“A decade ago, the American psychologist Adam Grant and I argued in a journal paper that this ‘too much of a good thing’ phenomenon might be a general rule. Some motivation produces excellent performance; too much motivation produces choking. Some group collaboration produces cohesion and enhances productivity; too much of it leads to staleness. Some empathy enables you to understand what another person is going through; too much could prevent you from saying and doing hard things. Similarly, in my book The Paradox of Choice (2004), I argued that, whereas a life with no freedom to choose is not worth living, a life with too much choice leads to paralysis, bad decisions and dissatisfaction. Finding the right amount – what Aristotle called the ‘mean’ – of motivation, collaboration, empathy, choice and many other aspects of life, including efficiency, is a key challenge we face, both as individuals and as a society.”

Why efficiency is dangerous and slowing down makes life better | Psyche Ideas
https://psyche.co/ideas/why-efficiency-is-dangerous-and-slowing-down-makes-life-better
via Instapaper
]]>
tag:digitalethics.net,2013:Post/1585633 2020-08-22T11:31:44Z 2020-08-22T11:31:44Z Best-of-Online-Keynotes Compilation: Virtual Keynote Speaker & Futurist ...
]]>
tag:digitalethics.net,2013:Post/1582342 2020-08-09T16:10:02Z 2020-08-09T20:37:40Z The Other Global Power Shift | by Joseph S. Nye, Jr. - Project Syndicate
“The spread of information means that power is more widely distributed, and informal networks can undercut the monopoly of traditional bureaucracy. And the speed of online transmission of information means that governments have less control over their agendas, and citizens face new vulnerabilities.”

The Other Global Power Shift | by Joseph S. Nye, Jr. - Project Syndicate

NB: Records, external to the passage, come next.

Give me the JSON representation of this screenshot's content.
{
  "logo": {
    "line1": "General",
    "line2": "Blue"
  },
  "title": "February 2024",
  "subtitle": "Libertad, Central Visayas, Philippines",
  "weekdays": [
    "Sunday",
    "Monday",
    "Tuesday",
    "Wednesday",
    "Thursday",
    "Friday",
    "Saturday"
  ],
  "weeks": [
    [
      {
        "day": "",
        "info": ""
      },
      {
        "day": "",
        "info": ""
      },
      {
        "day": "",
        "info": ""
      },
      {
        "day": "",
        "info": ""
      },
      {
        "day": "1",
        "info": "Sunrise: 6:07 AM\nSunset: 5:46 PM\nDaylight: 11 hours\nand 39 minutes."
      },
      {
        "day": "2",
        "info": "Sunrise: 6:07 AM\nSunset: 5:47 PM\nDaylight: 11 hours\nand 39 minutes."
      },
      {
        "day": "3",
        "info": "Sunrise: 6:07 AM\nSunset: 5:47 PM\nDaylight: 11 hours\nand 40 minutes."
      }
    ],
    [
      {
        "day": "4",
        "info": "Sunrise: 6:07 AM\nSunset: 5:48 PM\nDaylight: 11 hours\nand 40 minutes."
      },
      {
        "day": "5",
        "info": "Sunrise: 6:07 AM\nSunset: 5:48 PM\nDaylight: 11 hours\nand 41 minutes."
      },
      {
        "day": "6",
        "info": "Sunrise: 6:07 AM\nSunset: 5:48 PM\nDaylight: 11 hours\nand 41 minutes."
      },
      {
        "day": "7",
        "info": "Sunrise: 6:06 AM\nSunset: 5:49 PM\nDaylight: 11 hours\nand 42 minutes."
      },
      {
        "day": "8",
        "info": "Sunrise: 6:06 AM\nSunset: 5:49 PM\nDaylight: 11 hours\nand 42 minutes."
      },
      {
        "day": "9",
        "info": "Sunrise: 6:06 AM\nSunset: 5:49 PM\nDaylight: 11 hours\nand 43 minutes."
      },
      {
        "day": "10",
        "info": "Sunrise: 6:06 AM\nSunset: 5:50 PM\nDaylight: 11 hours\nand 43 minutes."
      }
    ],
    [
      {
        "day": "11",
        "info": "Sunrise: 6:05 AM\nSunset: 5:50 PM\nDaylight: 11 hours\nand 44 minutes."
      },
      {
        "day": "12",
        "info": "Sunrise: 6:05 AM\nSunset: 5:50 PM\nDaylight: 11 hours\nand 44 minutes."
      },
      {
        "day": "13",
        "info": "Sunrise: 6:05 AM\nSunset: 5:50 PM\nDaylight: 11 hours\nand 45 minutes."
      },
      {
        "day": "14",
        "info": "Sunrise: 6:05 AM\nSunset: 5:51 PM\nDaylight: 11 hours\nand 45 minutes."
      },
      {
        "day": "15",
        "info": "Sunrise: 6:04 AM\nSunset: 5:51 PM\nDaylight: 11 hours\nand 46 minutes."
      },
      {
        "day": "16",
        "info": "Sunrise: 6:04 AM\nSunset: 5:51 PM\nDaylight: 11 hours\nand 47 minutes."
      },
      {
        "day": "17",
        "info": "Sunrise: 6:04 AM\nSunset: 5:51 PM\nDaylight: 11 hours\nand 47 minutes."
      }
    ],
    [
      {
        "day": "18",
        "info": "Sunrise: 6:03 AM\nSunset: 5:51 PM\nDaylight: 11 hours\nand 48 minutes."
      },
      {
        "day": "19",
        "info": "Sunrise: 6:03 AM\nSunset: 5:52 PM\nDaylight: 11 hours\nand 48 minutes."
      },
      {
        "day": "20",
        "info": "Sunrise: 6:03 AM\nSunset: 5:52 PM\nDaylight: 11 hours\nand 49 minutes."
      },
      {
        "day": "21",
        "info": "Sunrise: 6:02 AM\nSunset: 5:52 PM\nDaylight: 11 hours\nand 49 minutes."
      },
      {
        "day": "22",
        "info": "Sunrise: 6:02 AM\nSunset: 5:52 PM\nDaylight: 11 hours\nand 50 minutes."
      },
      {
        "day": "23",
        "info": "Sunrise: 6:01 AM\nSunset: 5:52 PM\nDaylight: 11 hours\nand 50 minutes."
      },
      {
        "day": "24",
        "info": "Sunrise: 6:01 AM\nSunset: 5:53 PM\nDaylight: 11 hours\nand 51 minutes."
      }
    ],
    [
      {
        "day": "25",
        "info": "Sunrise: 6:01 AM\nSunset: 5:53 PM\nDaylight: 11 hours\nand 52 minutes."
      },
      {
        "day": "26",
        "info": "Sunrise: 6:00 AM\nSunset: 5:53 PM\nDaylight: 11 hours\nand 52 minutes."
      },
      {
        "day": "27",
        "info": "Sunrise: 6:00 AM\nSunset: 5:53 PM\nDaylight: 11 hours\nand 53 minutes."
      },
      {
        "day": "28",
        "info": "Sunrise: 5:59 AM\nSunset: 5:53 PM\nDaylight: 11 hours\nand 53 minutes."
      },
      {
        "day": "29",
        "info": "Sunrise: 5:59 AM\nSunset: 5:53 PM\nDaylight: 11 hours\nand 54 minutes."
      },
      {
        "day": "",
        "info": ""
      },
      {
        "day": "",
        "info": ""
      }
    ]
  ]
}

https://www.project-syndicate.org/commentary/new-technology-threats-to-us-national-security-by-joseph-s-nye-2020-08
via Instapaper
]]>